In response to '60 Minutes,' an officer says TASERs quell erratic suspects
By PoliceOne Staff
LAS VEGAS — A police officer is defending TASERs in light of Sunday's "60 Minutes" episode on the devices, citing excited delirium as a primary reason officers should carry one.
"Superhuman strength, impervious to pain, bizarre, incoherent speech" are symptoms of the condition, which causes suspects to become "not even necessarily cognizant of our commands," Officer Marcus Martin of the Las Vegas Metro Police Department said.
In a CBS video, a camera on a TASER shows a suspect who exposed himself to children in a parking lot and then ran away — a possible example of the condition, which police said can be humbling for officers.
Martin, a certified instructor on excited delirium, says he can recall several such cases, and according to reports, more police think using a TASER is the quickest way to subdue a suspect who is agitated and unruly.
"Without [a TASER], we're dog-piling this person. It's a prolonged, drawn-out altercation," Martin said.
Critics question whether excited delirium is real, calling it a blanket term too vague for symptoms that might be more complicated, sources said.
"Admittedly, it's a controversial term," Martin said.
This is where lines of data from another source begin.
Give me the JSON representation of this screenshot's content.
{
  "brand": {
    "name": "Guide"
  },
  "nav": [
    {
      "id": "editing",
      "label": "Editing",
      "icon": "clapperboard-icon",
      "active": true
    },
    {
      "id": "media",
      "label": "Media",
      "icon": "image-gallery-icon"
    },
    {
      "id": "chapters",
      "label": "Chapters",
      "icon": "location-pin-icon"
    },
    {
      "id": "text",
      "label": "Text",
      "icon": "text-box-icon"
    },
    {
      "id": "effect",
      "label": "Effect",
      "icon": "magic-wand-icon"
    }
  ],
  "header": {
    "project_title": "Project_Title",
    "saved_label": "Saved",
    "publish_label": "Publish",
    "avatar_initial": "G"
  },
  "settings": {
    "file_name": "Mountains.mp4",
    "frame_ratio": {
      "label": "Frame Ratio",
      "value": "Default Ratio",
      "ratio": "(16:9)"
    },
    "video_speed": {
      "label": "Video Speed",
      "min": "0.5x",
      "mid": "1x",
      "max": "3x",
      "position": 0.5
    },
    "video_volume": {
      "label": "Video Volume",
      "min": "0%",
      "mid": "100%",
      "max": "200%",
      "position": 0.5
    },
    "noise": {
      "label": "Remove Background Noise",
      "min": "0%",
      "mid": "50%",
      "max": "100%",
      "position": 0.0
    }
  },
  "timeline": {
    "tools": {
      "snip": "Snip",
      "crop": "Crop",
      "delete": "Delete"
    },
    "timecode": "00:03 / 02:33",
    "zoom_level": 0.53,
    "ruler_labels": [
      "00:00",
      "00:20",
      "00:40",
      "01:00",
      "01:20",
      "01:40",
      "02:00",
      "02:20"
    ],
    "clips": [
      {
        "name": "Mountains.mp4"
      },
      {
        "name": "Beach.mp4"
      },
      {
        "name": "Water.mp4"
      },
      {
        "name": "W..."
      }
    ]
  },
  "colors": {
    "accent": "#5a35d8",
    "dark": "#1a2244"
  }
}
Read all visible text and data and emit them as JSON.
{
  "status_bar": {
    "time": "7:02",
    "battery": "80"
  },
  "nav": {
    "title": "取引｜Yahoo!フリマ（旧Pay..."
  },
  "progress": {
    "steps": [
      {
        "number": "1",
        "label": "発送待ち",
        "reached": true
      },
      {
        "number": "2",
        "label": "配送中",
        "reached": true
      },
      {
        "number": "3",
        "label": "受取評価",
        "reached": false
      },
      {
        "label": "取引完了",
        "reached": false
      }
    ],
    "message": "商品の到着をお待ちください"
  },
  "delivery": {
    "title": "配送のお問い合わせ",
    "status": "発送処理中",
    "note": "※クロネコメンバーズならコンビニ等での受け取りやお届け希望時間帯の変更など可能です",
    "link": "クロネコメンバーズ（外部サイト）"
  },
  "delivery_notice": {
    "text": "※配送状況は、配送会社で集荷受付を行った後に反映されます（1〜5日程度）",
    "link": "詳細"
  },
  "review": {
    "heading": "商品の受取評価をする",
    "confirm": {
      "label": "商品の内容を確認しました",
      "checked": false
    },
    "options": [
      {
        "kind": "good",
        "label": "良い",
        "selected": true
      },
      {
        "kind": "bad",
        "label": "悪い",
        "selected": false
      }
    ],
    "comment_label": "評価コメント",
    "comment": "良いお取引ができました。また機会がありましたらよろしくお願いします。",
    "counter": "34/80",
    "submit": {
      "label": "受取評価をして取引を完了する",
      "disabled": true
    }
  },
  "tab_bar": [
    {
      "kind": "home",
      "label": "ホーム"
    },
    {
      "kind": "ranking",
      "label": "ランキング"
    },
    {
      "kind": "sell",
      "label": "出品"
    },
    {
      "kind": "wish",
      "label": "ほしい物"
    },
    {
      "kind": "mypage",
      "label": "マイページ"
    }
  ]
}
But, he added, the controversy does not make the threat any less real.
"Don't tell us that it doesn't exist when we're rolling around in the jail cell with it, or when we're rolling around in the streets with it," Martin said.